Bloomberg quoted US officials as saying that President Joe Biden will announce tomorrow, Tuesday, the start of using strategic oil reserves, in coordination with several countries.
Bloomberg added that the announcement could be made jointly with India, Japan and South Korea, and that Washington was considering releasing more than 35 million barrels of oil gradually.
But Reuters news agency quoted a White House official as saying that no decision had been taken on a coordinated withdrawal of oil reserves.
US President Joe Biden earlier asked China, India, South Korea and Japan to implement a coordinated withdrawal of oil reserves, at a time when gasoline prices in the United States are jumping, amid a significant decline in Biden’s popularity before the midterm elections for Congress next year.
The request came after the US government was unable to persuade the OPEC Plus alliance to pump more oil. The group, which inflates major oil producers, sees no shortage of global crude supply.
In Japan, 4 well-informed government sources told Reuters that Japanese officials are working on ways to overcome the restrictions imposed on the withdrawal of national reserves of crude oil, in coordination with other major economies in order to curb prices.

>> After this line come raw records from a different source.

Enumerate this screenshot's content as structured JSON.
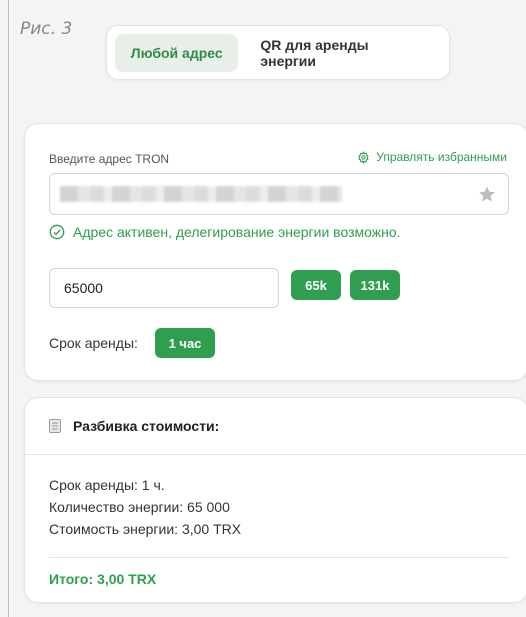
{
  "figure_label": "Рис. 3",
  "tabs": [
    {
      "label": "Любой адрес",
      "active": true
    },
    {
      "label": "QR для аренды энергии",
      "active": false
    }
  ],
  "address": {
    "label": "Введите адрес TRON",
    "manage_link": "Управлять избранными",
    "value_hidden": true,
    "status_text": "Адрес активен, делегирование энергии возможно."
  },
  "energy": {
    "value": "65000",
    "presets": [
      "65k",
      "131k"
    ]
  },
  "rental": {
    "label": "Срок аренды:",
    "option": "1 час"
  },
  "cost": {
    "title": "Разбивка стоимости:",
    "lines": [
      "Срок аренды: 1 ч.",
      "Количество энергии: 65 000",
      "Стоимость энергии: 3,00 TRX"
    ],
    "total": "Итого: 3,00 TRX"
  },
  "colors": {
    "accent": "#2f9e4e",
    "tab_active_bg": "#e8efe9"
  },
  "icons": [
    "gear-icon",
    "star-icon",
    "check-circle-icon",
    "document-icon"
  ]
}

While Prime Minister Fumio Kishida hinted at the weekend that he was ready to do so after a request from Washington, Japan – the fourth largest oil buyer in the world – faces restrictions on withdrawing from its reserves, which are public and private stocks that can usually only be used in times of shortage.
One of the sources said that the government is considering withdrawing from the stocks held by the state without compromising the minimum required as a legal solution.
A second source stated that officials are also discussing the special reserves, which form part of the national reserve, and which some advisors believe can be withdrawn from without restrictions.
“We have no choice but to come up with something” after the US request, a third source told Reuters.
Chief Cabinet Secretary Hirokazu Matsuno said Monday that no decision had been made, while Kishida said last Saturday that the government was studying what it could do legally.
“We will have to change the law and that will take time. But some say it is possible to draw from private stocks,” the second source said.
Japanese private companies, including refineries, keep about 175 million barrels of crude oil and petroleum products in the Strategic Petroleum Reserve, which is enough for consumption of about 90 days, according to the Japan National Oil, Gas and Minerals Corporation, a government organization that manages the strategic petroleum reserve and handles drawings from stocks after the issuance decisions in this regard.
3 government sources told Reuters on Monday that India is also planning to draw from its strategic oil reserves in coordination with other consumers.
The three Indian government sources said today that they are holding consultations with the United States on the withdrawal of the strategic reserves.
India is the world’s third largest oil importer, and has about 26.5 million barrels of crude in its Strategic Petroleum Reserve.
What is a strategic reserve?
The strategic reserve is the oil resources held by some major countries for emergencies, most notably the United States, which keeps 621 million barrels stored in caves in the Gulf of Mexico.
What other countries have strategic reserves?
There is an agency called the International Energy Agency, which includes 29 countries that have to maintain emergency oil reserves that cover 90 days of net imports.
Among the most prominent members of this agency, in addition to the United States, Britain, Germany, Japan and Australia.
China and Japan have the largest strategic oil reserves in the world after the United States.
China and India are the world’s largest consumers of oil; They are associate members of the International Energy Agency.
US presidents can coordinate the withdrawal from the strategic reserve with member states of the International Energy Agency, and this is what the US president has requested from China; If China and India respond to Biden’s request, it will be the first time that these two countries coordinate with the United States in this regard.
US presidents have authorized emergency sales from the strategic reserve three times, in 1991, 2005, and 2011.